When I saw the initial trailers for Django Unchained, it certainly captured my attention. Written and directed by Quentin Tarantino, a stellar cast and a plot where the protagonist is a freed black slave who becomes a bounty hunter seemed to make for a promising if not contentious film. Although even before its release, Django Unchained was met with both controversy and acclaim. On one side there’s been criticism based on the argument that the film presents a parody of slavery. Conversely, it’s been praised by many for the retribution of a black protagonist against the backdrop of slavery. However, while I understand both perspectives, I don’t wholly agree with either and many people have simply confused the issues brought up by the film.
Before I’d seen Django Unchained, I had many conversations about the merits or otherwise of a film set during slavery that was subject to Tarantino’s artistic licence. Similarly, the controversy surrounding the film was well documented. Spike Lee refused to watch it, arguing it was “disrespectful to my ancestors” and Louis Farrakhan claimed reactions to the film would be “preparation for a race war”. Both reactions would appear to most to be hyperbole. Nevertheless, while I don’t agree with either statement, I can understand the subjective rationale that would lead to their views.
Admittedly, some scenes in the film did get me slightly heated. But unlike Farrakhan’s suggestion, I certainly didn’t feel inclined to prepare for a “race war”. Indeed, a film that borrows inaccurately from slavery, perhaps even becoming a parody of the era, can subjectively be perceived as disrespectful to enslaved blacks and does raise the question of its appropriateness. Yet a bigger question is how a film like Django Unchained can manage such commercial success while wider society still isn’t ready to have a candid discussion about slavery. Amidst the criticism, controversy and praise of the film, this was a question that was lost on most.
Candid discussion of slavery, and its long term impact, has become almost taboo in contemporary society. As a result, the film industry and mainstream cinema audiences have a cautious appetite for authentic, honest and non-sensationalist films about the slave trade, especially from the perspective of enslaved blacks. Django Unchained was never going to provide such a depiction of slavery and anyone that pinned their hopes on that being the case was very much mistaken.
What some critics of the film failed to understand is that Django Unchained is a fictional film and a historically inaccurate one at that. For that reason there shouldn’t be an expectation for it to portray anything of historical relevance or value. Not to mention, the film had little to do with slavery and instead used slavery as a backdrop for the actual plot. While it could be argued by some that this was in bad taste, it cannot be said that Tarantino has belittled slavery per se in making a film that isn’t actually about the slave trade.
What appears to also lie behind some of the disdain for Django Unchained is that it was made by Tarantino as a white man. Amongst the critics, there does appear to be some discontent at a white man making a film that is set during slavery yet almost a spoof of the era. However, Tarantino being white is irrelevant in any contempt one might have for the film as it represents his creative direction and not his race.

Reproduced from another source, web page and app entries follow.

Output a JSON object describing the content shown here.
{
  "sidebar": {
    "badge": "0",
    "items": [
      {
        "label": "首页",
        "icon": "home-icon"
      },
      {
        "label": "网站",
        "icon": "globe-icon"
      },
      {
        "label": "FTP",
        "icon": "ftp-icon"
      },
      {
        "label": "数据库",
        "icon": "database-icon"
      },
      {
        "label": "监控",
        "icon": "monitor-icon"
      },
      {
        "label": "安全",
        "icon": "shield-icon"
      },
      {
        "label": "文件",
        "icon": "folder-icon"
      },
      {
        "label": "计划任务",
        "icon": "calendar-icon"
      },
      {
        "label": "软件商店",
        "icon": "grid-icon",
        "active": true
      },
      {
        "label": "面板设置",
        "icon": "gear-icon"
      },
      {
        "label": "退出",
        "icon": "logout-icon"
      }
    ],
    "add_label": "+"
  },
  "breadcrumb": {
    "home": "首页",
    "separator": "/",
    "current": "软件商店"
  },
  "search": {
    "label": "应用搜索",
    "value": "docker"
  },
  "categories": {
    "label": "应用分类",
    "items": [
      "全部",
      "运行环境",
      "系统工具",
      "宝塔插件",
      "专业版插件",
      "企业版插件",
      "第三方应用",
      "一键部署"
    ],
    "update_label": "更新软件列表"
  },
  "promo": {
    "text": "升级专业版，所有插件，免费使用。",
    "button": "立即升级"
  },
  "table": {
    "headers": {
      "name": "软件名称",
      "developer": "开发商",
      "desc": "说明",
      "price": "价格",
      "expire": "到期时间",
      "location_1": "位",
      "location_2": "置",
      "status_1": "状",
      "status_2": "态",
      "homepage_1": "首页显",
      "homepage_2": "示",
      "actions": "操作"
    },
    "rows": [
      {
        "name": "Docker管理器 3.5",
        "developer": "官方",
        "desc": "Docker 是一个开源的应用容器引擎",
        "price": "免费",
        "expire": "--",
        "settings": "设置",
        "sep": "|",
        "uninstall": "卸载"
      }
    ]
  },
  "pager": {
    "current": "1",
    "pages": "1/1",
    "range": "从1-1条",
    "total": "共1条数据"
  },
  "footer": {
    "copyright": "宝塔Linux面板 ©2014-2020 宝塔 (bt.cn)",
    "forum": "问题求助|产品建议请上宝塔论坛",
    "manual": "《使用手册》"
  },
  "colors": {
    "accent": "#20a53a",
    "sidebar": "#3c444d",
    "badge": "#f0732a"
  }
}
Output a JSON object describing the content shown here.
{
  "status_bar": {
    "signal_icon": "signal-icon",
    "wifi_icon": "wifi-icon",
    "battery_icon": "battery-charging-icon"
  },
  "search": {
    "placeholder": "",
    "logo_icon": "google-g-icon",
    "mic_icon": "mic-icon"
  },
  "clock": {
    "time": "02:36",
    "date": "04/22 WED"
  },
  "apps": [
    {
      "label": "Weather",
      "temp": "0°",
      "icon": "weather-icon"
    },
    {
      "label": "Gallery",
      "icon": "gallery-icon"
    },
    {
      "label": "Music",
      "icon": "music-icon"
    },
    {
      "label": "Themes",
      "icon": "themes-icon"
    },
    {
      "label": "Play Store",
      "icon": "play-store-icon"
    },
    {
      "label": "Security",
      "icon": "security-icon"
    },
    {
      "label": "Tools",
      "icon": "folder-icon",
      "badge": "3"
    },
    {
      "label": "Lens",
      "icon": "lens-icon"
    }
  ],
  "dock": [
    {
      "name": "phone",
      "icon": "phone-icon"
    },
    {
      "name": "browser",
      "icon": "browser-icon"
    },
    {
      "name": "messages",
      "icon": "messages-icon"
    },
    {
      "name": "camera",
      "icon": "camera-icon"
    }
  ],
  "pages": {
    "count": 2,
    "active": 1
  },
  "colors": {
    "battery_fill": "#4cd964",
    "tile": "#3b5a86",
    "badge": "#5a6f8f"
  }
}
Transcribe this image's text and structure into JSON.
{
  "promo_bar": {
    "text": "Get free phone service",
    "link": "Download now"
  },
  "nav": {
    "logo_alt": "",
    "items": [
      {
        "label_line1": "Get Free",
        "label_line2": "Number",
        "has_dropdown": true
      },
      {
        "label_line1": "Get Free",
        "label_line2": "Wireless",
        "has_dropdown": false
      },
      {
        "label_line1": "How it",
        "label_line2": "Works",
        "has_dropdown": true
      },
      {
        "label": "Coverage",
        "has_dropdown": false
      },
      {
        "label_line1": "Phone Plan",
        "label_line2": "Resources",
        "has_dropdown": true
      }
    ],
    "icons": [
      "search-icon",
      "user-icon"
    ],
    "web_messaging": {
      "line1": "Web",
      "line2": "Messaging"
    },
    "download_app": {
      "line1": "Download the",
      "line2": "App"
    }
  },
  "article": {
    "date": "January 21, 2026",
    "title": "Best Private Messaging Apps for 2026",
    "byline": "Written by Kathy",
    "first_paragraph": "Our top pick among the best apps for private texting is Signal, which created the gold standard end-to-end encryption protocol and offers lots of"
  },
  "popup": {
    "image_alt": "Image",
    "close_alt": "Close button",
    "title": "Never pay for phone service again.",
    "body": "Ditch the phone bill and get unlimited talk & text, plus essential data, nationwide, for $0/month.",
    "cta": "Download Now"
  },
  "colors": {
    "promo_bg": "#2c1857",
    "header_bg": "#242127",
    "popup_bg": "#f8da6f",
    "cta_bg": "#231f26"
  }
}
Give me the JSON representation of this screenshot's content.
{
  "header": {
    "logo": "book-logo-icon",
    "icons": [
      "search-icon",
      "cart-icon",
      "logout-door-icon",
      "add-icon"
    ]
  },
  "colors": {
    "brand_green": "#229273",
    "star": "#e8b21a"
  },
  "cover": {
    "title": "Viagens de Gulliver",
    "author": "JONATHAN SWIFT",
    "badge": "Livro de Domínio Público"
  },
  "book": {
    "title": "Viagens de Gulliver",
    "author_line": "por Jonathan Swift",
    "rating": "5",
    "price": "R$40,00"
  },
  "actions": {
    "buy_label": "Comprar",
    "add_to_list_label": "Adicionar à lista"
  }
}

Where I do take issue with Tarantino, and again not because of his race, is his comment that Roots wasn’t authentic. Roots might not have been historically accurate but it was a lot closer to being factually authentic than Django Unchained is (and that isn’t a criticism either). For Tarantino to critique the authenticity of Roots when discussing a film as historically inaccurate as Django Unchained therefore does seem inappropriate.
On the other side of popular opinion on Django Unchained, I’ve also been confused by the reasoning behind some of the praise it’s received.
Django Unchained was oddly lauded by some as offering a sentiment of black empowerment due to Django’s retribution. While I enjoyed seeing Django’s vengeance and the rescuing of his wife, it definitely wasn’t on the basis of me identifying with a fictional former slave turned bounty hunter. Nor did I derive any sense of empowerment from the film either. It’s an ignorant and ludicrous suggestion and to paraphrase Chris Rock discussing black people celebrating OJ Simpson’s acquittal, black people haven’t won anything because of Django Unchained.
Parody or otherwise, Tarantino didn’t make a film that told the story of slavery but instead the story of Django, his retribution and the rescuing of his wife. I thought the film was decent but definitely not Tarantino’s best work, nor worthy of the criticism or acclaim it’s received on both sides. Despite Tarantino’s films typically seeking shock value, I wasn’t as taken aback by Django Unchained as I’d expected either.
I don’t agree with much of the controversy surrounding Django Unchained but I can understand the subjective perspectives that have led to it. Nonetheless, there are wider issues on how slavery is depicted and discussed in contemporary society that have been neglected as part of the debate surrounding the merits of the film. Any meaningful discussion should instead focus on this rather than ignorantly praising the film for a non-existent connection to black empowerment or stating the obvious in commenting on its fictional and inaccurate portrayal of slavery. Ironically, for all the controversy, such discussion is yet to come to the fore.